## [Extracted data]
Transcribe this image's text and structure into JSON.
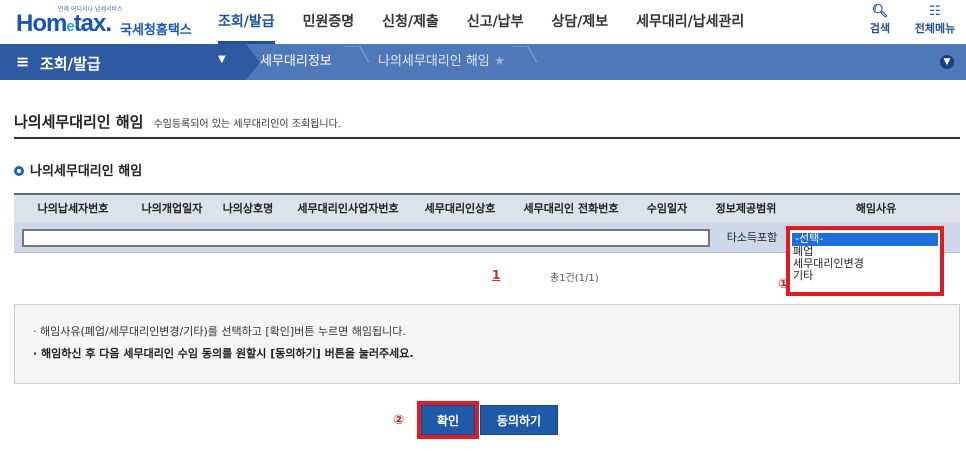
{
  "header": {
    "logo_tiny": "언제 어디서나 납세서비스",
    "logo_home": "Hom",
    "logo_e": "e",
    "logo_tax": "tax.",
    "logo_kr": "국세청홈택스",
    "nav": [
      "조회/발급",
      "민원증명",
      "신청/제출",
      "신고/납부",
      "상담/제보",
      "세무대리/납세관리"
    ],
    "search_label": "검색",
    "allmenu_label": "전체메뉴"
  },
  "breadcrumb": {
    "main": "조회/발급",
    "level2": "세무대리정보",
    "level3": "나의세무대리인 해임"
  },
  "page": {
    "title": "나의세무대리인 해임",
    "description": "수임등록되어 있는 세무대리인이 조회됩니다.",
    "section_title": "나의세무대리인 해임"
  },
  "table": {
    "headers": [
      "나의납세자번호",
      "나의개업일자",
      "나의상호명",
      "세무대리인사업자번호",
      "세무대리인상호",
      "세무대리인 전화번호",
      "수임일자",
      "정보제공범위",
      "해임사유"
    ],
    "row": {
      "scope": "타소득포함"
    },
    "reason_options": [
      "-선택-",
      "폐업",
      "세무대리인변경",
      "기타"
    ]
  },
  "pagination": {
    "current": "1",
    "total": "총1건(1/1)"
  },
  "notice": {
    "line1": "· 해임사유(폐업/세무대리인변경/기타)를 선택하고 [확인]버튼 누르면 해임됩니다.",
    "line2": "· 해임하신 후 다음 세무대리인 수임 동의를 원할시 [동의하기] 버튼을 눌러주세요."
  },
  "buttons": {
    "confirm": "확인",
    "agree": "동의하기"
  },
  "markers": {
    "one": "①",
    "two": "②"
  },
  "colors": {
    "primary": "#1f5aa8",
    "highlight": "#e21b23",
    "crumb_bar": "#4e78b7"
  }
}
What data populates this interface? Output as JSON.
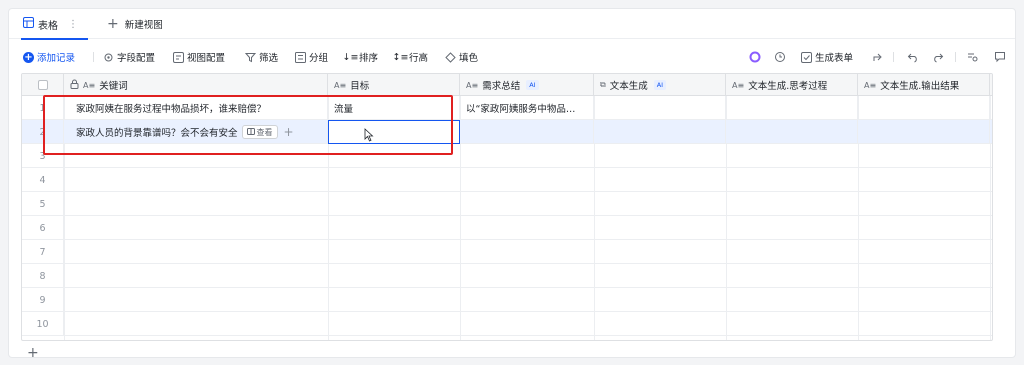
{
  "tabs": {
    "active_label": "表格",
    "more_glyph": "⋮",
    "new_view_label": "新建视图"
  },
  "toolbar": {
    "add_record": "添加记录",
    "field_config": "字段配置",
    "view_config": "视图配置",
    "filter": "筛选",
    "group": "分组",
    "sort": "排序",
    "row_height": "行高",
    "fill_color": "填色",
    "generate_form": "生成表单"
  },
  "columns": [
    {
      "label": "关键词",
      "icon": "A≡",
      "locked": true,
      "ai": false
    },
    {
      "label": "目标",
      "icon": "A≡",
      "ai": false
    },
    {
      "label": "需求总结",
      "icon": "A≡",
      "ai": true
    },
    {
      "label": "文本生成",
      "icon": "⧉",
      "ai": true
    },
    {
      "label": "文本生成.思考过程",
      "icon": "A≡",
      "ai": false
    },
    {
      "label": "文本生成.输出结果",
      "icon": "A≡",
      "ai": false
    }
  ],
  "ai_badge": "AI",
  "rows": [
    {
      "num": "1",
      "keyword": "家政阿姨在服务过程中物品损坏，谁来赔偿？",
      "goal": "流量",
      "summary": "以“家政阿姨服务中物品…"
    },
    {
      "num": "2",
      "keyword": "家政人员的背景靠谱吗？会不会有安全",
      "goal": "",
      "summary": ""
    },
    {
      "num": "3"
    },
    {
      "num": "4"
    },
    {
      "num": "5"
    },
    {
      "num": "6"
    },
    {
      "num": "7"
    },
    {
      "num": "8"
    },
    {
      "num": "9"
    },
    {
      "num": "10"
    }
  ],
  "row_actions": {
    "view_label": "查看",
    "plus": "+"
  },
  "colors": {
    "accent": "#1456f0",
    "highlight": "#e02020",
    "selected_row": "#eaf1ff"
  }
}
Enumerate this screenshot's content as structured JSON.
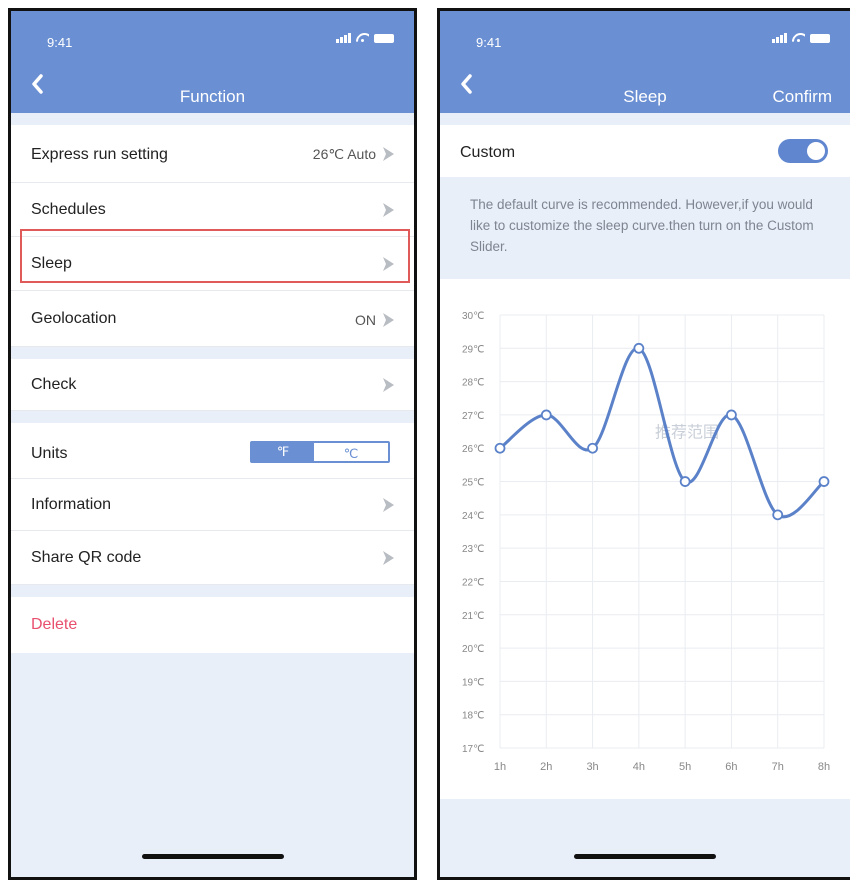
{
  "left": {
    "time": "9:41",
    "title": "Function",
    "rows": [
      {
        "label": "Express run setting",
        "value": "26℃ Auto"
      },
      {
        "label": "Schedules"
      },
      {
        "label": "Sleep"
      },
      {
        "label": "Geolocation",
        "value": "ON"
      },
      {
        "label": "Check"
      },
      {
        "label": "Units",
        "unit_f": "℉",
        "unit_c": "℃"
      },
      {
        "label": "Information"
      },
      {
        "label": "Share QR code"
      },
      {
        "label": "Delete"
      }
    ]
  },
  "right": {
    "time": "9:41",
    "title": "Sleep",
    "confirm": "Confirm",
    "custom_label": "Custom",
    "custom_on": true,
    "description": "The default curve is recommended. However,if you would like to customize the sleep curve.then turn on the Custom Slider."
  },
  "colors": {
    "accent": "#6a8fd2",
    "delete": "#e8506e",
    "highlight": "#e05a5a",
    "curve": "#5b82c9"
  },
  "chart_data": {
    "type": "line",
    "categories": [
      "1h",
      "2h",
      "3h",
      "4h",
      "5h",
      "6h",
      "7h",
      "8h"
    ],
    "y_ticks": [
      "30℃",
      "29℃",
      "28℃",
      "27℃",
      "26℃",
      "25℃",
      "24℃",
      "23℃",
      "22℃",
      "21℃",
      "20℃",
      "19℃",
      "18℃",
      "17℃"
    ],
    "values": [
      26,
      27,
      26,
      29,
      25,
      27,
      24,
      25
    ],
    "ylim": [
      17,
      30
    ],
    "grid": true,
    "watermark": "推荐范围"
  }
}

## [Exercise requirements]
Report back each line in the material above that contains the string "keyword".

## [Answer space]
      "keyword": "家政阿姨在服务过程中物品损坏，谁来赔偿？",
      "keyword": "家政人员的背景靠谱吗？会不会有安全",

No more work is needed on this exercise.